**What needs to be done:** For each line of the data below that holds "causes", copy the line.

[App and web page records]
-- Opening Marker --
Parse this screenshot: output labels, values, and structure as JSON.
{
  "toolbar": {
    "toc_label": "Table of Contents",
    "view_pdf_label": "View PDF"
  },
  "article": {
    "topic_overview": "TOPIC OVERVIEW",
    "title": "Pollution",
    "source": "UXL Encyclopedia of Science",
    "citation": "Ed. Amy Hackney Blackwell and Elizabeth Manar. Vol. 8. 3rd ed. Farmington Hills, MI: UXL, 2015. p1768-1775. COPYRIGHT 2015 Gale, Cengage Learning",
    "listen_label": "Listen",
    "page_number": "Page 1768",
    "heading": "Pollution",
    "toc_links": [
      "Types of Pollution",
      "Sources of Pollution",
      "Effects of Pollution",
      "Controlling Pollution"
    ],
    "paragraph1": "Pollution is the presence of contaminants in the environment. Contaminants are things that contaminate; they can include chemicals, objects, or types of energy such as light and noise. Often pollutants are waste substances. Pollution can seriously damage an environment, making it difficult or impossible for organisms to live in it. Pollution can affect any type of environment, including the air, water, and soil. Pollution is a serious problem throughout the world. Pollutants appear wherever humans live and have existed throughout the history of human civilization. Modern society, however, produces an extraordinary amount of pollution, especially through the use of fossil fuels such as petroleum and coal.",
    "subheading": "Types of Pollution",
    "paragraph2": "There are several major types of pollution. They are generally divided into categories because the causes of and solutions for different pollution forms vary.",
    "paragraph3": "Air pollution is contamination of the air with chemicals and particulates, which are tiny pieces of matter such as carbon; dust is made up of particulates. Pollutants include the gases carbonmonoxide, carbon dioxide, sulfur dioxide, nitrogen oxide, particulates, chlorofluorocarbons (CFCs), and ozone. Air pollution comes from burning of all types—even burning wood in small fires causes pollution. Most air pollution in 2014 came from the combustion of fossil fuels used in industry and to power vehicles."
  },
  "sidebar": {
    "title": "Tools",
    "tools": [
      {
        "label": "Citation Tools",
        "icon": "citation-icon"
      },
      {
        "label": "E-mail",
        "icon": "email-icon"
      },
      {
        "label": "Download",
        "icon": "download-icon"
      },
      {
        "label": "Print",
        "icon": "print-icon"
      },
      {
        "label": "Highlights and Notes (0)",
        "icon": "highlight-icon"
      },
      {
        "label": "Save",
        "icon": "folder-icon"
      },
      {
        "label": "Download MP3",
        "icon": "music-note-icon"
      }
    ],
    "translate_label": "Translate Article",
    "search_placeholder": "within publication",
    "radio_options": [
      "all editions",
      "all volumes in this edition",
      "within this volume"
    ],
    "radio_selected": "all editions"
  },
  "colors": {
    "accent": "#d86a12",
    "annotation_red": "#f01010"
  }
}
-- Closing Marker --
**Answer box:**
    "paragraph2": "There are several major types of pollution. They are generally divided into categories because the causes of and solutions for different pollution forms vary.",
    "paragraph3": "Air pollution is contamination of the air with chemicals and particulates, which are tiny pieces of matter such as carbon; dust is made up of particulates. Pollutants include the gases carbonmonoxide, carbon dioxide, sulfur dioxide, nitrogen oxide, particulates, chlorofluorocarbons (CFCs), and ozone. Air pollution comes from burning of all types—even burning wood in small fires causes pollution. Most air pollution in 2014 came from the combustion of fossil fuels used in industry and to power vehicles."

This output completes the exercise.